The most likely candidates who might be descended from the Huns are the Swedes, Hungarians, Slovakians, Ukrainians, and Russians. The Huns never numbered to such an extent as to make a significant difference in the DNA of a European population. They probably numbered no more than 20,000.

Did the Romans invade China?

Ancient Chinese historians recorded several alleged Roman emissaries to China. The first one on record, supposedly either from the Roman emperor Antoninus Pius or from his adopted son Marcus Aurelius, arrived in 166 AD.

What race are Huns?

Genetic evidence. A genetic study published in Nature in May 2018 found that the Huns were of mixed East Asian and West Eurasian origin. The authors of the study suggested that the Huns were descended from Xiongnu who expanded westwards and mixed with Sakas.

Was China invaded after the Great Wall was built?

It never stopped an invasion

The Wall was easily overrun or avoided by northern tribes. In 1449, the Mongols inflicted a defeat on the Ming south of the Wall, and it was only during a period of peace (1571–1644) that it was completed.

Why did the Great Wall of China fall?
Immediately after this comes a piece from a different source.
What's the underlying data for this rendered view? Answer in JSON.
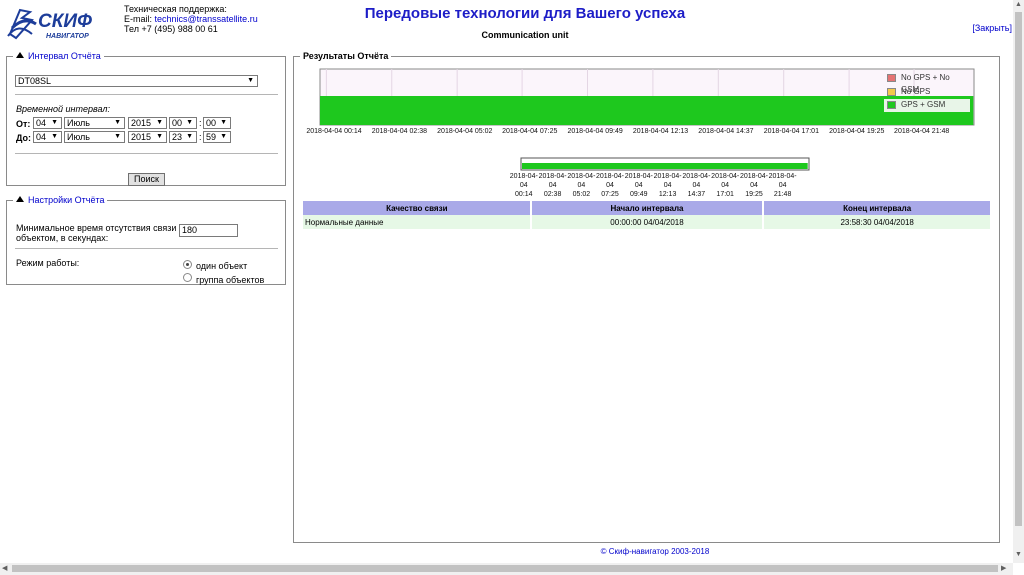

The now-famous national monument fell into decay following the Ming Dynasty, when the Qing Dynasty (1644-1912 CE) took power and expanded the border of China northwards, making the wall obsolete.